The value of natural gas -- compressed (CNG) and liquefied (LNG) -- as a transportation fuel is likely to grow, displacing future oil demand, according to a study released Wednesday by consultancy IHS Inc.
In "LNG in Transportation: Challenging Oil's Grip," IHS researchers conclude that natural gas as a transportation fuel could displace more than 1.5 million b/d of oil demand by 2030. A multi-client study, IHS did not release the report to the general public, but its chief strategist for global gas, Michael Stoppard, presented a summary of its findings at the World Gas Conference (June 1-5) in Paris.
While acknowledging that the global oil price crash has lessened the "overly optimistic" market expectations for natural gas in transportation, Stoppard said that "nonetheless, the shift to greater use of natural gas in trucks is set to continue."
"Even with consistently lower costs of natural gas when compared to gasoline and diesel, NGV consumption has been a relatively small and slow-growing source of demand for natural gas in the United States," said NGI Markets analyst Nathan Harrison. "While fueling station buildout is continuing, we likely won't see any significant displacement of crude demand for transportation for quite a while."
Although it is widely believed that power generation is the primary growth market for natural gas demand, Stoppard said natural gas as a transportation fuel "offers a new market with potentially more value."
The study cited a combination of drivers for the expected surge in natural gas use in transportation: environmental, technological and commercial considerations. "The highest level of adoption will be in high fuel-consuming applications, such as trucks and ships," IHS said.
IHS's report makes the point that worldwide oil consumption in trucks is almost as high as in cars, and it is often more economic for truck fleets to switch to alternative fuel sources, emphasizing that truck fleets have a "relatively quick" turnover that could lead to faster adoption of new technology in that sector.
The IHS forecasts estimated that annual truck natural gas demand globally by 2030 will reach 81 billion cubic meters (Bcm) [2.86 Tcf] collectively for CNG and LNG with an added 17 Bcm (500 Bcf) of LNG coming from ships. LNG demand for trucks and the marine sector is expected to account for 10% of all global LNG traded in 2030.

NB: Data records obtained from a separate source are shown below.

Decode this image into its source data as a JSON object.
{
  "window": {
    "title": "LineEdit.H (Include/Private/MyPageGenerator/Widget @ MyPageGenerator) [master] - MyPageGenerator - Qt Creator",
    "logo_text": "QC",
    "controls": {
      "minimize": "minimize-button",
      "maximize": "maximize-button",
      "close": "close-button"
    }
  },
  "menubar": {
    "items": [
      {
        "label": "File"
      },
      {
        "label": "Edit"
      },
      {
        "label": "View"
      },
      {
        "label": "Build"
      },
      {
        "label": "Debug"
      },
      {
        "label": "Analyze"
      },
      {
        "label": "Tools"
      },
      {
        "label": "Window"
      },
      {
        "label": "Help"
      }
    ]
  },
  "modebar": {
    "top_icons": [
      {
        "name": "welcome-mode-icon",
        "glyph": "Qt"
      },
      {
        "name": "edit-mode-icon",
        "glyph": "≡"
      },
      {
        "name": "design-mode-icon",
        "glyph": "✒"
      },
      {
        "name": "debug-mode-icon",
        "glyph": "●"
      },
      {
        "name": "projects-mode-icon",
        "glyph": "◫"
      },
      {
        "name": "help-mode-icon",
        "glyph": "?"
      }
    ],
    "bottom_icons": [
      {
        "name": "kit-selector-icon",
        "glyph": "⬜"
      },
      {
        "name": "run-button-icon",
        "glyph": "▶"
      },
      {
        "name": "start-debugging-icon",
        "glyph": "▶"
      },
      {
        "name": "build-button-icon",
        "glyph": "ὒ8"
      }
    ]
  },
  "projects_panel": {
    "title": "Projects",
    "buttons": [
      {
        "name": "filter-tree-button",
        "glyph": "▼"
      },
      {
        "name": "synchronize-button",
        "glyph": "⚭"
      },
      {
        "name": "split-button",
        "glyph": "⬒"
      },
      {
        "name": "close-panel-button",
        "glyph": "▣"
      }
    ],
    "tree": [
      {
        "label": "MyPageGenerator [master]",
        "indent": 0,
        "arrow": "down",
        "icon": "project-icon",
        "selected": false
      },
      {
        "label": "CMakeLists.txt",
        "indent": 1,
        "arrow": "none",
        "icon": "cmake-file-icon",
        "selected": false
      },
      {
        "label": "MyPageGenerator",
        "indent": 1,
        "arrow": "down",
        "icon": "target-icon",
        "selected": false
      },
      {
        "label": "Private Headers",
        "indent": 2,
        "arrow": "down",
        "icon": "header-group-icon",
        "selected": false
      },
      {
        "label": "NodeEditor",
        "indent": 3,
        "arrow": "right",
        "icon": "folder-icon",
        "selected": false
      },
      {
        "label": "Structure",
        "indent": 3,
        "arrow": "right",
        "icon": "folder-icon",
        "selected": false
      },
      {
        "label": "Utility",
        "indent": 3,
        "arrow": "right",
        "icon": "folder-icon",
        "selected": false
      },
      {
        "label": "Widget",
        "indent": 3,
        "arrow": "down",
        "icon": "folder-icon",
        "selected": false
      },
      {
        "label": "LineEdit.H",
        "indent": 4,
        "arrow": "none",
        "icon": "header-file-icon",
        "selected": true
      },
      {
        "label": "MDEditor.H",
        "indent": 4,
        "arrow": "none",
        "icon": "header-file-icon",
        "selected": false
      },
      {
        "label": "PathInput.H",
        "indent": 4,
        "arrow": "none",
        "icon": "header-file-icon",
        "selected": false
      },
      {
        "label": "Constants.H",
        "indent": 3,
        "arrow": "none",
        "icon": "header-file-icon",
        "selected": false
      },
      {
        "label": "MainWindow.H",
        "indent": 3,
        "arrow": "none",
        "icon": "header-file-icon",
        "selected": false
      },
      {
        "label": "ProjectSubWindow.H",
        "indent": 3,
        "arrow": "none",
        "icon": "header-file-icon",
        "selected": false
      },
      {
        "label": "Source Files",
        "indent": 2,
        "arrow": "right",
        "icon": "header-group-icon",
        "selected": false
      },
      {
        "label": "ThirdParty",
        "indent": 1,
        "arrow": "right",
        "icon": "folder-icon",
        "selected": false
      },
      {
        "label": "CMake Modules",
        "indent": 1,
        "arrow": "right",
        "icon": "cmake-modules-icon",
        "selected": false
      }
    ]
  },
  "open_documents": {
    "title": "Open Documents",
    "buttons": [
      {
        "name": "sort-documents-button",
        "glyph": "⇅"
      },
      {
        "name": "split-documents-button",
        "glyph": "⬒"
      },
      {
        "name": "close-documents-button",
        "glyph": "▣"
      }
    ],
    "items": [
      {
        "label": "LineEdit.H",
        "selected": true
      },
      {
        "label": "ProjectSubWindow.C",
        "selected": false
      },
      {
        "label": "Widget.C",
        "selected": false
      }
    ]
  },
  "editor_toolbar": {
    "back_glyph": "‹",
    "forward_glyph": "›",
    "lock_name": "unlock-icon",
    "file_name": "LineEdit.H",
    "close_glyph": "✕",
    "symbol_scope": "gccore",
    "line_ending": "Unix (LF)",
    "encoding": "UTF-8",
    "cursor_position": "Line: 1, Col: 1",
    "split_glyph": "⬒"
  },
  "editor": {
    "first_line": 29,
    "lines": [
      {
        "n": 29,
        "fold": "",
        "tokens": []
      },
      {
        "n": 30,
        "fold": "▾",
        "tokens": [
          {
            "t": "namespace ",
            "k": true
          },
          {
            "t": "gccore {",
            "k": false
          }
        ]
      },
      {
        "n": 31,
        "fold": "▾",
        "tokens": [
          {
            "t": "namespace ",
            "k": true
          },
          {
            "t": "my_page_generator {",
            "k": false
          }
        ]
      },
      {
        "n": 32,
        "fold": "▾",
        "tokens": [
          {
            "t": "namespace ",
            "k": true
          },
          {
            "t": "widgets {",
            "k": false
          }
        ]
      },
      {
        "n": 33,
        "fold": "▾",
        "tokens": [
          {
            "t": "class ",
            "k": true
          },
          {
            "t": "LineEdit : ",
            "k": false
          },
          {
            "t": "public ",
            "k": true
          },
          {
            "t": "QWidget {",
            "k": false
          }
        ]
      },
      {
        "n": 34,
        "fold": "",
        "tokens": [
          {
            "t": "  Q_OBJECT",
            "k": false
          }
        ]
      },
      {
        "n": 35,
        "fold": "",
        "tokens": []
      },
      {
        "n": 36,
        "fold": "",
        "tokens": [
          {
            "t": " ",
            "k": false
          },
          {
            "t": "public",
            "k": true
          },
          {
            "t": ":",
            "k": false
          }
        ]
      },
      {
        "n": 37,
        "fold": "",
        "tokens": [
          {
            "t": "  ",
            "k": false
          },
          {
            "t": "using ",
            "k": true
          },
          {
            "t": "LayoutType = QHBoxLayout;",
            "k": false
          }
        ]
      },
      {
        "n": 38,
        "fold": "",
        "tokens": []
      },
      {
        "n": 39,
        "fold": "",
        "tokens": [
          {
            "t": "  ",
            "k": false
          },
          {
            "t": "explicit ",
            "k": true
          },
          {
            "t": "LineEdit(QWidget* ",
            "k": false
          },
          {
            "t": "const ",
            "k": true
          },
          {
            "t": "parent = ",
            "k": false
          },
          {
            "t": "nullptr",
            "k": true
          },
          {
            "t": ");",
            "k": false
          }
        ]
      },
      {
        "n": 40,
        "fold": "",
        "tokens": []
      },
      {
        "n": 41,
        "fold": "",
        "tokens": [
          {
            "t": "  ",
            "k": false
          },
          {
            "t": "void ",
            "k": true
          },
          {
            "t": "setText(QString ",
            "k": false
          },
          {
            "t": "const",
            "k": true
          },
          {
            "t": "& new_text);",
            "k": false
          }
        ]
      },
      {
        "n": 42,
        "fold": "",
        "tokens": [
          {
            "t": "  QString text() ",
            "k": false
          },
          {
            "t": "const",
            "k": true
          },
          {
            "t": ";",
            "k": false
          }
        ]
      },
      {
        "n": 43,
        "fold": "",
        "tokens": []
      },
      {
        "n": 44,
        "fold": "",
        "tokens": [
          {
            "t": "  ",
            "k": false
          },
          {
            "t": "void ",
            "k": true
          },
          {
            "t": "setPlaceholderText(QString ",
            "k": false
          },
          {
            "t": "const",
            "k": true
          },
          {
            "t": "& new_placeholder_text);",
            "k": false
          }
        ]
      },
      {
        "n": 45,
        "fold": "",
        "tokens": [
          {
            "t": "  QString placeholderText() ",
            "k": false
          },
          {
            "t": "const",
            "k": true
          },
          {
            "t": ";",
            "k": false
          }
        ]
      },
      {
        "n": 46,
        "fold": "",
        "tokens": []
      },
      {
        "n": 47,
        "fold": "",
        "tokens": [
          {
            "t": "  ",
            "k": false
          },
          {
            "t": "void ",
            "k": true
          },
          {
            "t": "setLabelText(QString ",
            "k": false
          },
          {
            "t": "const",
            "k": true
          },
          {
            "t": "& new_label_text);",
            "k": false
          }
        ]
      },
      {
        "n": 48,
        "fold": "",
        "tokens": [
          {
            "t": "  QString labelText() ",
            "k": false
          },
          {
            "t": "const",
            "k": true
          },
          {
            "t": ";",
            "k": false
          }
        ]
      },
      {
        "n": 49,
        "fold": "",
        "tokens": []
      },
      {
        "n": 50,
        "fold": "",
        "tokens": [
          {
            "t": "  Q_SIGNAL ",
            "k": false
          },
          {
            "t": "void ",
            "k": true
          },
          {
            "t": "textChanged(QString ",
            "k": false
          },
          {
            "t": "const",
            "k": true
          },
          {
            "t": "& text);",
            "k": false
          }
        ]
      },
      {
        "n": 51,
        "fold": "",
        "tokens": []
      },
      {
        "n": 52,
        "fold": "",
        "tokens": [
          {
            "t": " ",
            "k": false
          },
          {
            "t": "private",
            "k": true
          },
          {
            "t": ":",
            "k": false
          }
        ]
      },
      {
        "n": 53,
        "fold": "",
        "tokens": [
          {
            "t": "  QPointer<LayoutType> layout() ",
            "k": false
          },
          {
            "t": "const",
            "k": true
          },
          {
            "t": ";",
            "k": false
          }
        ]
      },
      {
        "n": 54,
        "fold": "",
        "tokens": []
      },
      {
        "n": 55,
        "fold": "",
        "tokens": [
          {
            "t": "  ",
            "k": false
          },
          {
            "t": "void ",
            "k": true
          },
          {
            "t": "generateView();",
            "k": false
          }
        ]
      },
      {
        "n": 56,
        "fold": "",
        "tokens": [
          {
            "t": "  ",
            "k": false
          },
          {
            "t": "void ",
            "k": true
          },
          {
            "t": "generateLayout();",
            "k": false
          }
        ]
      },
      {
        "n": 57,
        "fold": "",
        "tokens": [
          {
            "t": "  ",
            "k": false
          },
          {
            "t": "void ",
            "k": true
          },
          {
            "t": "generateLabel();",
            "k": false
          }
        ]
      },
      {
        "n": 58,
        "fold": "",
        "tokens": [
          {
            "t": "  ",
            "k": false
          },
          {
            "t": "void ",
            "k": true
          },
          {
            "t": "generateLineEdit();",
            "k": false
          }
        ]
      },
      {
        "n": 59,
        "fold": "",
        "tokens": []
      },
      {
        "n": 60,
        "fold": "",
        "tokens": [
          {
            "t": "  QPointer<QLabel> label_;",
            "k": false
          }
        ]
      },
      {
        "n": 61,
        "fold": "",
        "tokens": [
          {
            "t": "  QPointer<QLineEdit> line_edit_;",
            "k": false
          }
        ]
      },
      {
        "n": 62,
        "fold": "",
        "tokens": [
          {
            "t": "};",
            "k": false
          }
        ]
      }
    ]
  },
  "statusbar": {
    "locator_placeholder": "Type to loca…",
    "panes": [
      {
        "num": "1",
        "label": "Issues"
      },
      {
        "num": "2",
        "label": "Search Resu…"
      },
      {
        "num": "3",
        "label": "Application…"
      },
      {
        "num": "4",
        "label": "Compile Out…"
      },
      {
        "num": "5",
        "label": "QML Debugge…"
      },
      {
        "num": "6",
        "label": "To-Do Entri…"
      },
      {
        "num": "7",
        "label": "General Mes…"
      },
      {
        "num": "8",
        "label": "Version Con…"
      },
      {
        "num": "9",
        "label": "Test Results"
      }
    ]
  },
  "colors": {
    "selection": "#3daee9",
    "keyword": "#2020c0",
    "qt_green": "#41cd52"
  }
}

Regional differences will persist as the study found that "big differences" exist among drivers and outcomes in key regions of the world.

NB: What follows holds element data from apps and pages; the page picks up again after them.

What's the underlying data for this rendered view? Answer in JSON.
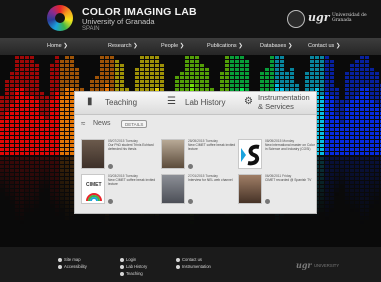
{
  "header": {
    "title": "COLOR IMAGING LAB",
    "subtitle": "University of Granada",
    "country": "SPAIN",
    "university_logo": "ugr",
    "university_sub": "Universidad de Granada"
  },
  "nav": [
    {
      "label": "Home",
      "icon": "chevron-right-icon"
    },
    {
      "label": "Research",
      "icon": "chevron-right-icon"
    },
    {
      "label": "People",
      "icon": "chevron-right-icon"
    },
    {
      "label": "Publications",
      "icon": "chevron-right-icon"
    },
    {
      "label": "Databases",
      "icon": "chevron-right-icon"
    },
    {
      "label": "Contact us",
      "icon": "chevron-right-icon"
    }
  ],
  "tabs": [
    {
      "label": "Teaching",
      "icon": "book-icon"
    },
    {
      "label": "Lab History",
      "icon": "history-icon"
    },
    {
      "label": "Instrumentation & Services",
      "icon": "gear-icon"
    }
  ],
  "news": {
    "title": "News",
    "more_label": "DETAILS",
    "items": [
      {
        "date": "05/07/2015 Tuesday",
        "text": "Our PhD student Trinis Echtard defended his thesis"
      },
      {
        "date": "28/05/2015 Tuesday",
        "text": "New CIMET coffee break invited lecture"
      },
      {
        "date": "08/05/2015 Monday",
        "text": "New international master on Color in Science and Industry (COSI)"
      },
      {
        "date": "03/03/2015 Tuesday",
        "text": "New CIMET coffee break invited lecture"
      },
      {
        "date": "27/01/2015 Tuesday",
        "text": "Interview for NEL web channel"
      },
      {
        "date": "06/05/2011 Friday",
        "text": "CIMET recorded @ Spanish TV"
      }
    ]
  },
  "footer": {
    "links": [
      "Site map",
      "Accessibility",
      "Login",
      "Lab History",
      "Teaching",
      "Contact us",
      "Instrumentation"
    ],
    "logo": "ugr",
    "logo_sub": "UNIVERSITY"
  },
  "colors": {
    "nav_bg": "#2f2f2f",
    "panel_bg": "#e9e9e9",
    "footer_bg": "#1b1b1b"
  }
}
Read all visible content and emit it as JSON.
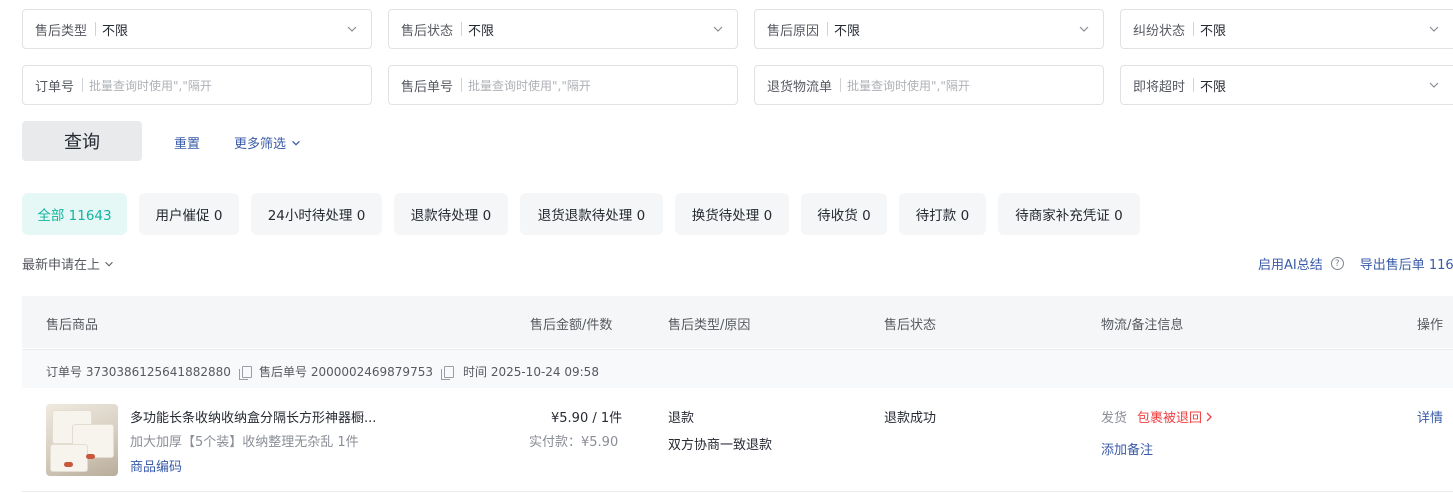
{
  "filters": {
    "after_sale_type": {
      "label": "售后类型",
      "value": "不限"
    },
    "after_sale_status": {
      "label": "售后状态",
      "value": "不限"
    },
    "after_sale_reason": {
      "label": "售后原因",
      "value": "不限"
    },
    "dispute_status": {
      "label": "纠纷状态",
      "value": "不限"
    },
    "order_no": {
      "label": "订单号",
      "placeholder": "批量查询时使用\",\"隔开"
    },
    "after_sale_no": {
      "label": "售后单号",
      "placeholder": "批量查询时使用\",\"隔开"
    },
    "return_logistics_no": {
      "label": "退货物流单",
      "placeholder": "批量查询时使用\",\"隔开"
    },
    "about_to_timeout": {
      "label": "即将超时",
      "value": "不限"
    }
  },
  "actions": {
    "query": "查询",
    "reset": "重置",
    "more_filters": "更多筛选"
  },
  "tabs": [
    {
      "label": "全部 11643",
      "active": true
    },
    {
      "label": "用户催促 0"
    },
    {
      "label": "24小时待处理 0"
    },
    {
      "label": "退款待处理 0"
    },
    {
      "label": "退货退款待处理 0"
    },
    {
      "label": "换货待处理 0"
    },
    {
      "label": "待收货 0"
    },
    {
      "label": "待打款 0"
    },
    {
      "label": "待商家补充凭证 0"
    }
  ],
  "sort": {
    "label": "最新申请在上"
  },
  "top_right": {
    "ai_summary": "启用AI总结",
    "export": "导出售后单 116"
  },
  "table": {
    "columns": [
      "售后商品",
      "售后金额/件数",
      "售后类型/原因",
      "售后状态",
      "物流/备注信息",
      "操作"
    ],
    "rows": [
      {
        "order_info": {
          "order_no": "订单号 3730386125641882880",
          "after_sale_no": "售后单号 2000002469879753",
          "time": "时间 2025-10-24 09:58"
        },
        "product_title": "多功能长条收纳收纳盒分隔长方形神器橱...",
        "product_spec": "加大加厚【5个装】收纳整理无杂乱 1件",
        "product_code_link": "商品编码",
        "amount": "¥5.90 / 1件",
        "paid": "实付款：¥5.90",
        "type": "退款",
        "reason": "双方协商一致退款",
        "status": "退款成功",
        "logistics_label": "发货",
        "logistics_status": "包裹被退回",
        "add_note": "添加备注",
        "action": "详情"
      }
    ]
  },
  "colors": {
    "accent_teal": "#12b3a0",
    "link_blue": "#3a5ba8",
    "alert_red": "#f04142"
  }
}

In Canada, a unit of General Electric (GE) and Shell Canada Products are partnering to make it easier for private-sector fleets to switch to LNG trucks, seeking to reduce monthly payments for NGV truck fleets that are leasing NGVs.
The joint venture would provide natural gas fueling contracts from Shell while fleet operators obtain LNG trucks from GE Capital. The initial thrust of the program will be in western Canada where Shell has established LNG fueling stations in both Calgary and Edmonton.
Francois Nantel, head of GE Capital, said the agreement is giving over-the-road trucking "the financial incentive to make the shift from diesel to natural gas. This approach is designed to eliminate the LNG truck re-sale value question that troubles [some fleet] operators."
Back in the United States, Ryder Systems Inc., a provider of natural gas vehicles (NGV) as part of its effort to use more alternative fueled vehicles in its rental and leasing fleets, inked an agreement to lease three CNG trucks to M&B Products in Florida.
Described by Ryder as a "state-of-the-art, eco-friendly dairy farm," M&B is getting three Freightliner Cascadia tractor trucks to make five 500-mile roundtrips daily between Tampa and Miami, with maintenance, service and fueling coming from Ryder's Tampa service facility.
M&B is a participant in Florida's statewide Natural Gas Fuel Fleet Vehicle Rebate Program from the state Department of Agriculture and Consumer Services.
In New York, the state has another program for doling out up to $3 million from the New York State Energy Research and Development Authority (NYSERDA) for projects that reduce greenhouse gas (GHG) emissions. NYSERDA is looking for applications for awards up to $500,000 in several categories, including "active transportation" and "freight transportation management/logistics."
In California WorldNGV Technologies, formerly World CNG, was slated to deliver up to 50 dedicated CNG Dodge Promaster vans to Southern California-based Fastech, a petroleum fueling station/convenience store service company. With 3.6-liter CNG engines, the Chrysler platform NGVs are expected to be the first vans from Chrysler certified by the California Air Resources Board.
Elsewhere, WorldNGV is supplying Washington state-based Potelco with a fleet of LNG utility trucks, first-of-a-kind LNG Ford F-550s, and Las Vegas-based MGM Resorts International with a fleet of dedicated CNG stretch Cadillac XTS limousines.
Also in California, Landi Renzo said it is sponsoring an alternative fuels gallery in the Petersen Automotive Museum in Los Angeles, which is undergoing a major renovation and is set to reopen in December. Natural gas will be among the past, present and future examples of alternative fuel technologies that will be on display at the museum.